• Video report by ITV News Political Correspondent Carl Dinnen

Thousands of parents have threatened to take their children out of school for a day in an unprecedented "children's strike" over controversial SATs tests.

The boycott, organised by the Let The Kids Be Kids campaign, is due to take place on Tuesday.

The campaign's petition urges parents of children in Year Two, where pupils are aged six or seven, to keep their children out of school for a day in protest over the compulsory exams.

It has been signed by nearly 40,000 people.

It hopes to marshal parents of Year 2 children who have had "enough of endless testing, enough of teachers not being trusted to teach" and objects to SATs tests which it says have increased childhood anxiety.

The campaign has proved controversial.

Nick Gibb, schools minister, said: "Children should only ever be taken out of school in exceptional circumstances."

Lucy Powell, Labour's shadow education secretary, also said she would not condone parents taking their children out of school, but she told ITV News she understood "the concerns that parents have ... with the chaos and confusion that surrounds this year's SATs tests."

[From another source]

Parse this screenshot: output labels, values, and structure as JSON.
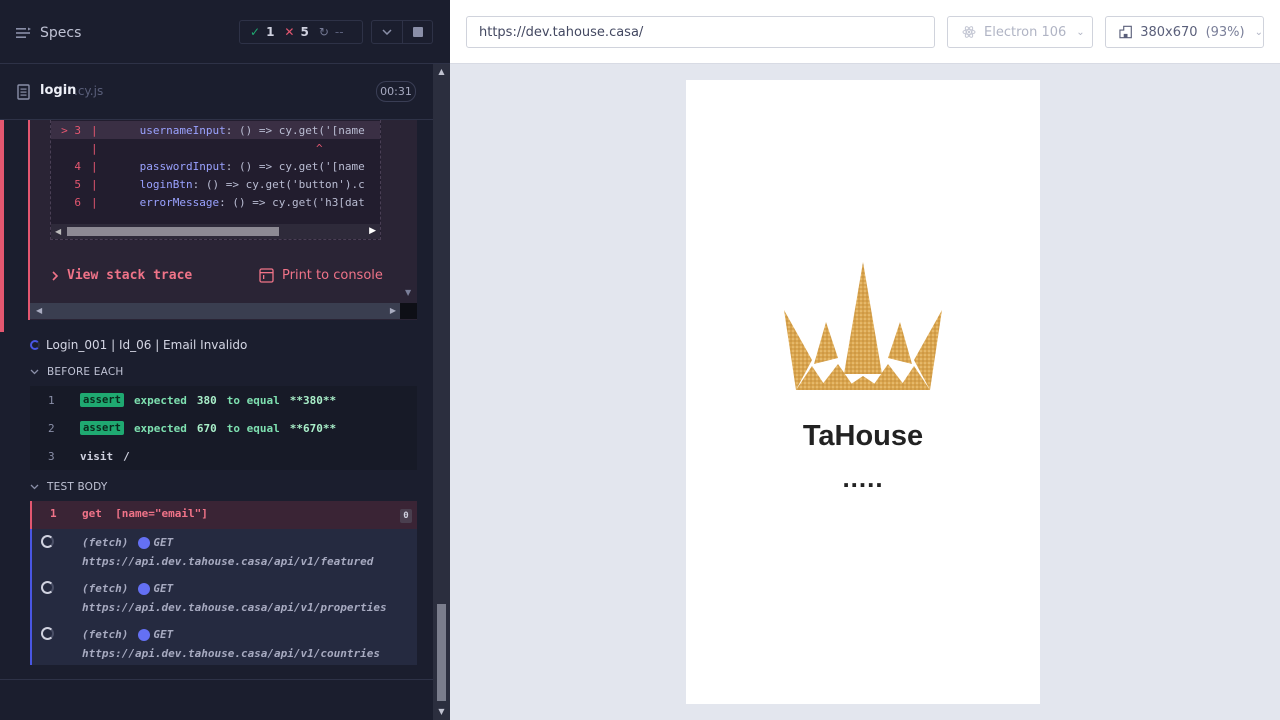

SATs are taken by children aged six or seven in Year Two, again in Year Six, aged 10 or 11, and again in Year Nine when the children are 13 or 14.